- Marble Hill fires entire sewer department (8/23/16)5
- Ex-Southeast student gets probation for placing homemade sex video on porn site without woman's knowledge (8/24/16)13
- Bootheel lawmaker seeks probe into crop damage by illegal herbicide spraying (8/24/16)1
- Local private school dreams bigger, plans for new building at Sprigg and Lexington (8/22/16)
- Newsmakers 2016: Jason Bandermann (8/15/16)
- 'Santa' suspect Moffat sentenced to 12 years for sexual abuse of girl (8/23/16)2
- Schnucks bans solicitors, including organizations like Salvation Army (8/24/16)38
- Jackson girl stays planted on the farm (8/28/16)2

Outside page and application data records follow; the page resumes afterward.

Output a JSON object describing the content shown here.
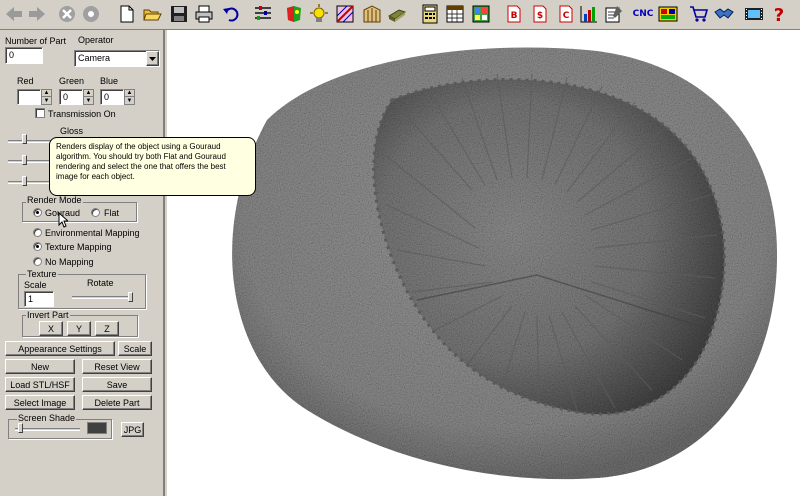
{
  "toolbar": {
    "icons": [
      "back-arrow-icon",
      "forward-arrow-icon",
      "stop-icon",
      "home-icon",
      "new-file-icon",
      "open-folder-icon",
      "save-disk-icon",
      "print-icon",
      "undo-icon",
      "properties-icon",
      "color-palette-icon",
      "light-icon",
      "texture-icon",
      "wireframe-icon",
      "surface-icon",
      "calculator-icon",
      "calendar-icon",
      "grid-icon",
      "report-b-icon",
      "report-dollar-icon",
      "report-c-icon",
      "chart-icon",
      "note-icon",
      "gauge-icon",
      "display-icon",
      "cart-icon",
      "handshake-icon",
      "film-icon",
      "help-icon"
    ],
    "cnc_label": "CNC"
  },
  "panel": {
    "number_of_part_label": "Number of Part",
    "number_of_part_value": "0",
    "operator_label": "Operator",
    "operator_value": "Camera",
    "red_label": "Red",
    "green_label": "Green",
    "blue_label": "Blue",
    "red_value": "",
    "green_value": "0",
    "blue_value": "0",
    "transmission_label": "Transmission On",
    "gloss_label": "Gloss",
    "render_mode_label": "Render Mode",
    "gouraud_label": "Gouraud",
    "flat_label": "Flat",
    "env_mapping_label": "Environmental Mapping",
    "texture_mapping_label": "Texture Mapping",
    "no_mapping_label": "No Mapping",
    "texture_label": "Texture",
    "scale_label": "Scale",
    "scale_value": "1",
    "rotate_label": "Rotate",
    "invert_part_label": "Invert Part",
    "x_label": "X",
    "y_label": "Y",
    "z_label": "Z",
    "appearance_settings_label": "Appearance Settings",
    "scale_button_label": "Scale",
    "new_label": "New",
    "reset_view_label": "Reset View",
    "load_label": "Load STL/HSF",
    "save_label": "Save",
    "select_image_label": "Select Image",
    "delete_part_label": "Delete Part",
    "screen_shade_label": "Screen Shade",
    "jpg_label": "JPG"
  },
  "tooltip": {
    "text": "Renders display of the object using a Gouraud algorithm. You should try both Flat and Gouraud rendering and select the one that offers the best image for each object."
  },
  "colors": {
    "background": "#d4d0c8",
    "tooltip_background": "#ffffe1",
    "model_gray": "#8a8a8a"
  }
}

- Court ruling, state suggest businesses may apply use, sales tax to deliveries (8/24/16)2
5 men found guilty in Chicago mob trial
CHICAGO -- A federal jury found five aging men guilty Monday in a racketeering conspiracy that involved decades of extortion, loan sharking and murder aimed at rubbing out anyone who dared stand in the way of the ruthless Chicago mob.

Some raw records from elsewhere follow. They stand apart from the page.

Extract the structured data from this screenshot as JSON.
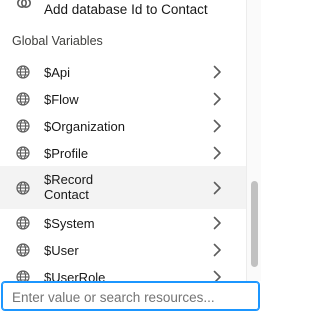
{
  "top_item": {
    "label": "Add database Id to Contact",
    "icon": "merge-icon"
  },
  "section": {
    "title": "Global Variables"
  },
  "items": [
    {
      "label": "$Api",
      "icon": "globe-icon"
    },
    {
      "label": "$Flow",
      "icon": "globe-icon"
    },
    {
      "label": "$Organization",
      "icon": "globe-icon"
    },
    {
      "label": "$Profile",
      "icon": "globe-icon"
    },
    {
      "label": "$Record",
      "sublabel": "Contact",
      "icon": "globe-icon",
      "highlighted": true
    },
    {
      "label": "$System",
      "icon": "globe-icon"
    },
    {
      "label": "$User",
      "icon": "globe-icon"
    },
    {
      "label": "$UserRole",
      "icon": "globe-icon"
    }
  ],
  "search": {
    "value": "",
    "placeholder": "Enter value or search resources..."
  },
  "colors": {
    "focus": "#1b96ff",
    "highlight_bg": "#f3f3f3",
    "icon": "#5c5c5c",
    "chevron": "#5c5c5c"
  }
}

The verdicts capped an extraordinary 10-week trial that laid bare some of the inner workings of The Outfit.
The prosecution's star witness was an admitted hit man who took the stand against his own brother to spell out the allegations, crime by crime. The jury heard about 18 unsolved killings, including the beating death and burial of Tony "The Ant" Spilotro, the mob's man in Las Vegas and the inspiration for Joe Pesci's character in the 1995 movie "Casino."
The jury deliberated for less than 20 hours. The defendants, all but one of whom already have spent years behind bars, simply looked on, poker-faced, as the clerk read the verdicts.

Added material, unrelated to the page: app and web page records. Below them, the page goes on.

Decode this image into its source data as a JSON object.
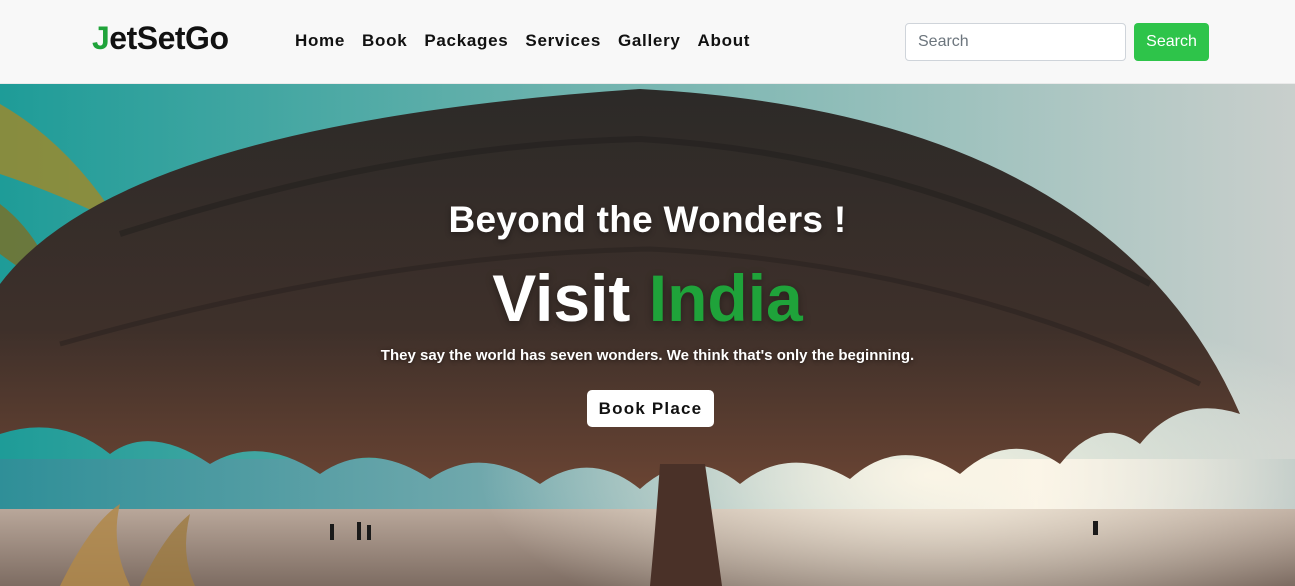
{
  "brand": {
    "first_letter": "J",
    "rest": "etSetGo"
  },
  "nav": {
    "links": [
      "Home",
      "Book",
      "Packages",
      "Services",
      "Gallery",
      "About"
    ]
  },
  "search": {
    "placeholder": "Search",
    "button_label": "Search"
  },
  "hero": {
    "subtitle": "Beyond the Wonders !",
    "title_part1": "Visit",
    "title_part2": "India",
    "tagline": "They say the world has seven wonders. We think that's only the beginning.",
    "button_label": "Book Place"
  },
  "colors": {
    "brand_green": "#1fa33a",
    "search_button": "#2ec44a",
    "navbar_bg": "#f8f8f8"
  },
  "images": {
    "hero_background": "beach-thatched-umbrella-photo"
  }
}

It was a sweeping victory for prosecutors. The five men were found guilty of all counts, including racketeering conspiracy, bribery, illegal gambling and tax fraud.
Alleged mob boss James Marcello, 65; alleged mob capo Joseph "Joey the Clown" Lombardo, 78; convicted loan shark Frank Calabrese Sr., 70; and convicted jewel thief Paul Schiro, 70, could now face up to life in prison. The fifth man, retired Chicago police officer Anthony Doyle, 62, was the only one among the five not accused of taking part in at least one killing.
The trial focused on the killings, ordinarily among the deepest and most closely held secrets of the mob, whose members have sworn an oath of silence. Jurors will next be tasked with determining which men were responsible for each of the 18 deaths.